Problem » Throughout the records below, find each line holding "Found" and copy it.

** Opening Provided records block **

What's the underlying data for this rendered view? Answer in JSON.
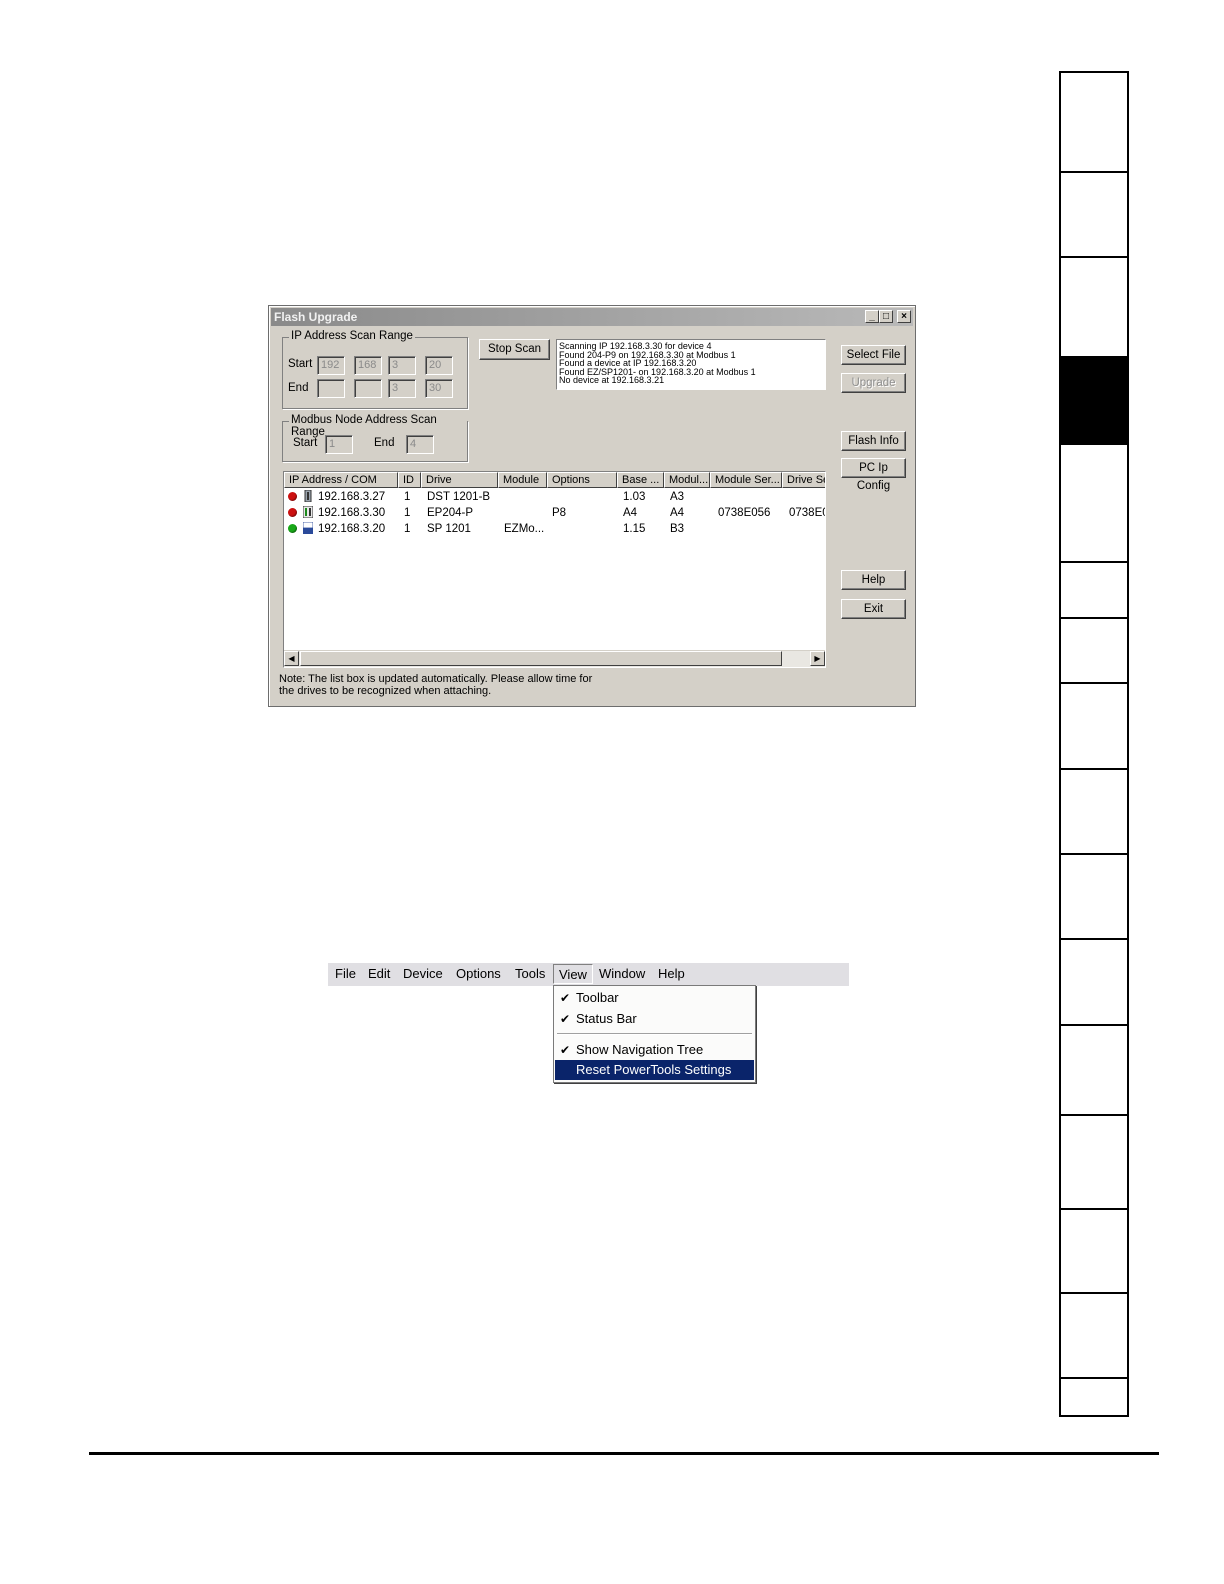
{
  "flash_window": {
    "title": "Flash Upgrade",
    "controls": {
      "minimize": "_",
      "maximize": "□",
      "close": "×"
    },
    "ip_scan": {
      "legend": "IP Address Scan Range",
      "start_label": "Start",
      "end_label": "End",
      "start": [
        "192",
        "168",
        "3",
        "20"
      ],
      "end": [
        "",
        "",
        "3",
        "30"
      ]
    },
    "modbus_scan": {
      "legend": "Modbus Node Address Scan Range",
      "start_label": "Start",
      "end_label": "End",
      "start": "1",
      "end": "4"
    },
    "stop_scan_label": "Stop Scan",
    "log_lines": [
      "Scanning IP 192.168.3.30 for device 4",
      "Found 204-P9 on 192.168.3.30 at Modbus 1",
      "Found a device at IP 192.168.3.20",
      "Found EZ/SP1201- on 192.168.3.20 at Modbus 1",
      "No device at 192.168.3.21"
    ],
    "buttons": {
      "select_file": "Select File",
      "upgrade": "Upgrade",
      "flash_info": "Flash Info",
      "pc_ip_config": "PC Ip Config",
      "help": "Help",
      "exit": "Exit"
    },
    "table": {
      "columns": [
        "IP Address / COM",
        "ID",
        "Drive",
        "Module",
        "Options",
        "Base ...",
        "Modul...",
        "Module Ser...",
        "Drive Se"
      ],
      "rows": [
        {
          "status": "#cc1010",
          "ip": "192.168.3.27",
          "id": "1",
          "drive": "DST 1201-B",
          "module": "",
          "options": "",
          "base": "1.03",
          "modul": "A3",
          "module_ser": "",
          "drive_ser": ""
        },
        {
          "status": "#cc1010",
          "ip": "192.168.3.30",
          "id": "1",
          "drive": "EP204-P",
          "module": "",
          "options": "P8",
          "base": "A4",
          "modul": "A4",
          "module_ser": "0738E056",
          "drive_ser": "0738E0"
        },
        {
          "status": "#18a818",
          "ip": "192.168.3.20",
          "id": "1",
          "drive": "SP 1201",
          "module": "EZMo...",
          "options": "",
          "base": "1.15",
          "modul": "B3",
          "module_ser": "",
          "drive_ser": ""
        }
      ]
    },
    "note": "Note: The list box is updated automatically.  Please allow time for the drives to be recognized when attaching."
  },
  "menu": {
    "bar": [
      "File",
      "Edit",
      "Device",
      "Options",
      "Tools",
      "View",
      "Window",
      "Help"
    ],
    "open_menu": "View",
    "items": [
      {
        "label": "Toolbar",
        "checked": "✔"
      },
      {
        "label": "Status Bar",
        "checked": "✔"
      },
      {
        "label": "Show Navigation Tree",
        "checked": "✔"
      },
      {
        "label": "Reset PowerTools Settings",
        "checked": ""
      }
    ],
    "highlight_color": "#0a246a"
  }
}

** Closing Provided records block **

The answer »
      "Found 204-P9 on 192.168.3.30 at Modbus 1",
      "Found a device at IP 192.168.3.20",
      "Found EZ/SP1201- on 192.168.3.20 at Modbus 1",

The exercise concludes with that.